@addison I agree! The homeowner has been in real estate so why should they have to pay. I understand them not wanting to pay for my agent as well. I have decided to write up the contract myself using the FarBar which is mostly self-explanatory and covers me for anything that should go wrong. They know an appraisal/inspection has to be done as I'm going FHA. If the home was in need of repairs I may be somewhat leery however the home has been updated even as far as the metal roof/drain field/siding/AC/Heat about 2016. I see no issues with it passing inspection. The appraisal was my only worry because there very many homes to comp from selling recently there is only one and it has none of the updates mentioned and is also about 100 sq ft smaller but is similar at the same selling price.
My only battle now is the closing costs which the seller will only pay $3500.00 towards my LO says that will leave me paying way too much out of pocket however she is also wanting to use her realtor to negotiate with them. Unless FHA adds some horrendous closing cost figures I'm not aware of I don't see us paying any more than just over 1k more. Which we're comfortable doing for the home. I'm just scared this LO will throw more closing costs in to hike it up so I will use the realtor.
I don't really see what the realtor is going to do for you. Is he going to negotiate with the lender? Unless he has some pull with the "Underwriter", or the broker/lender is going to waive some fees to be nice the Real Estate agent has no pull with a lender.
Remember, a loan agent is not the underwriter. It is usually the case that the underwriter gives the pricing of the loan. The loan agent just passes on the information like a real estate agent does.
Occasionally there are opportunities by local non-profits that are approved by FHA or HUD that help with down payment assistance. I don't know if there are any available for you but you could do a search. I don't know if I can mention it here but there was one named the National Homebuyers Fund. I don't really know if it is still around, but things like that may help you.

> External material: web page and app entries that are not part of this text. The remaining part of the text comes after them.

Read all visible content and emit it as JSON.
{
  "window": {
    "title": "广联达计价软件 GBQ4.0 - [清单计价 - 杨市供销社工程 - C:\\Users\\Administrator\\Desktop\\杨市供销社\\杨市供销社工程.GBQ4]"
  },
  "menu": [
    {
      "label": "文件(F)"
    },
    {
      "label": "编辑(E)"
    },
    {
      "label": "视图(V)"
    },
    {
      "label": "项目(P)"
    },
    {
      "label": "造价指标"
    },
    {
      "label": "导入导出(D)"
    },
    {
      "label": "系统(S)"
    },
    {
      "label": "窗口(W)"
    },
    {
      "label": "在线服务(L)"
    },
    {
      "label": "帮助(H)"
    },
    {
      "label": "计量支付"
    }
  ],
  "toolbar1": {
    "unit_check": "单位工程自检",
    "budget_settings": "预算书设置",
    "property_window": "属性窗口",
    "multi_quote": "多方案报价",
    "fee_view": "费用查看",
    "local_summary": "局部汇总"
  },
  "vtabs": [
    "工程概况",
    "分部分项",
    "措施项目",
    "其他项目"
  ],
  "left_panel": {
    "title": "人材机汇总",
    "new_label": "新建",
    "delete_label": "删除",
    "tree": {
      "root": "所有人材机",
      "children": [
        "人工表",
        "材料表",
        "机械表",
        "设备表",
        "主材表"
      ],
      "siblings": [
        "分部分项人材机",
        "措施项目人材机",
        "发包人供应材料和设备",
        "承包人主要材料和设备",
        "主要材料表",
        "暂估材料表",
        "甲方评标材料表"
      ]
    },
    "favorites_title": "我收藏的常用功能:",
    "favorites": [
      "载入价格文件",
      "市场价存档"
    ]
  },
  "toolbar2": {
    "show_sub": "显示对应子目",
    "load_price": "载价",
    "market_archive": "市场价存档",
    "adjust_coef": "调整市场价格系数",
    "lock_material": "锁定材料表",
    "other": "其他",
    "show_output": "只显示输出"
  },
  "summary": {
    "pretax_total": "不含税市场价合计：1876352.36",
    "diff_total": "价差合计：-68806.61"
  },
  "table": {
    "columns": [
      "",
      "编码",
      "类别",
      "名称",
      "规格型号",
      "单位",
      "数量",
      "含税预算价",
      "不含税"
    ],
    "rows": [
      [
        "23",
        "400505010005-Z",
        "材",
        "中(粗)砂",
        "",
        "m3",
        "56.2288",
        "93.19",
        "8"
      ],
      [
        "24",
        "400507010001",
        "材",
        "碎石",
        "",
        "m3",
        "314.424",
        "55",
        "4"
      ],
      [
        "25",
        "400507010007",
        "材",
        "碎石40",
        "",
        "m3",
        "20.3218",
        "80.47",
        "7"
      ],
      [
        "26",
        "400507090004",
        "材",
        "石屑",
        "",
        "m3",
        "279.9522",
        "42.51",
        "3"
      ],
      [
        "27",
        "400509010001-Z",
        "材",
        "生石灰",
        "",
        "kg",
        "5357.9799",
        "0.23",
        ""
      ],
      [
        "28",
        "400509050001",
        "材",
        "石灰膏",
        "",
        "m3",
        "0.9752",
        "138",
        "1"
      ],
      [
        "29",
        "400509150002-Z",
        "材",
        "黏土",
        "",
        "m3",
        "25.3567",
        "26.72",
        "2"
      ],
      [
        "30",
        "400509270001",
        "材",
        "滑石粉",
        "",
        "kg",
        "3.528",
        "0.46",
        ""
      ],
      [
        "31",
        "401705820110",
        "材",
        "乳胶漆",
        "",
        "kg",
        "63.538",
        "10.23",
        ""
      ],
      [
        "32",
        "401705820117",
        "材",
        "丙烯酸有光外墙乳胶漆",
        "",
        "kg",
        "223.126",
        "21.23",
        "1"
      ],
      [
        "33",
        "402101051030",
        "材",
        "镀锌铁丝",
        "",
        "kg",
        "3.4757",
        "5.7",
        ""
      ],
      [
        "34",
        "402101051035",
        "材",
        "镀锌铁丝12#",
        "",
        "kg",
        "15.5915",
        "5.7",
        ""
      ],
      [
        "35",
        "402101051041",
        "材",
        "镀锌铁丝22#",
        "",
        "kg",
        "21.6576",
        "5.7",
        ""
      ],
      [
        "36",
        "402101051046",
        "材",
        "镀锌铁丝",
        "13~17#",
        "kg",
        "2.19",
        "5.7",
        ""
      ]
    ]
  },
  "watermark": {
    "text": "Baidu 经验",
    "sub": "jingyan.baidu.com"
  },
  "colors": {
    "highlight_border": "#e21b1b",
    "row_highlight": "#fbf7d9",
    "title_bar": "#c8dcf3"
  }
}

I could not have said this better. Thanks Puppetmaster for providing OP with a detailed response so he/she can make an informed decision.
@Addision Yes, I agree I finally told the realtor today that there is really nothing more to be done here the owner has negotiated to their limits and all the realtor is doing is going to anger her. She has no pull w/ lender or the UW she just works as an affiliate. Unfortunately most down payment assistance, I have looked at we don't qualify for the LO had a few we didn't qualify for because of household income. I really appreciate all of your advice!
Puppetmaster your advice is well taken. I believe this seller when she says they're just trying to save a buck. The home isn't extremely valuable so they're trying to get every dime they can in their pocket which I understand I would like to do the same! They put a lot of money into updates very recently so I can't blame them for holding their ground.
Did they give you the list of owner disclosures?
If you've never owned a home and don't have a Buyer's Agent then you don't really know what you are missing. In a standard purchase transaction the seller would pay your Buyer's Agents' commission or fee--typically 3% as already mentioned.
Have you had a licensed home inspector conduct a home inspection on your behalf? If not, you should do so immediately. Go with him on the inspection and take notes.
Have you ordered and completed the appraisal yet? If you are obtaining an FHA loan, at least you will be protected (if you don't have an Agent) with the FHA Amendatory Clause that MUST be signed by you and the Seller which protects your offer in the event of a low appraised value.
DPA $ comes at a cost and if you are the type of consumer that has your own money to invest as part of your minimum required investment then you are going to be better off because your interest rate will be lower than the one on the loan with the DPA $ and therefore you should be happier in the long run.
Just my $.02
All appraisal and inspections will be done as there is an FHA addendum on the contract. The contract also states they have to provide the disclosure. The FarBar contract leaves little to be missed.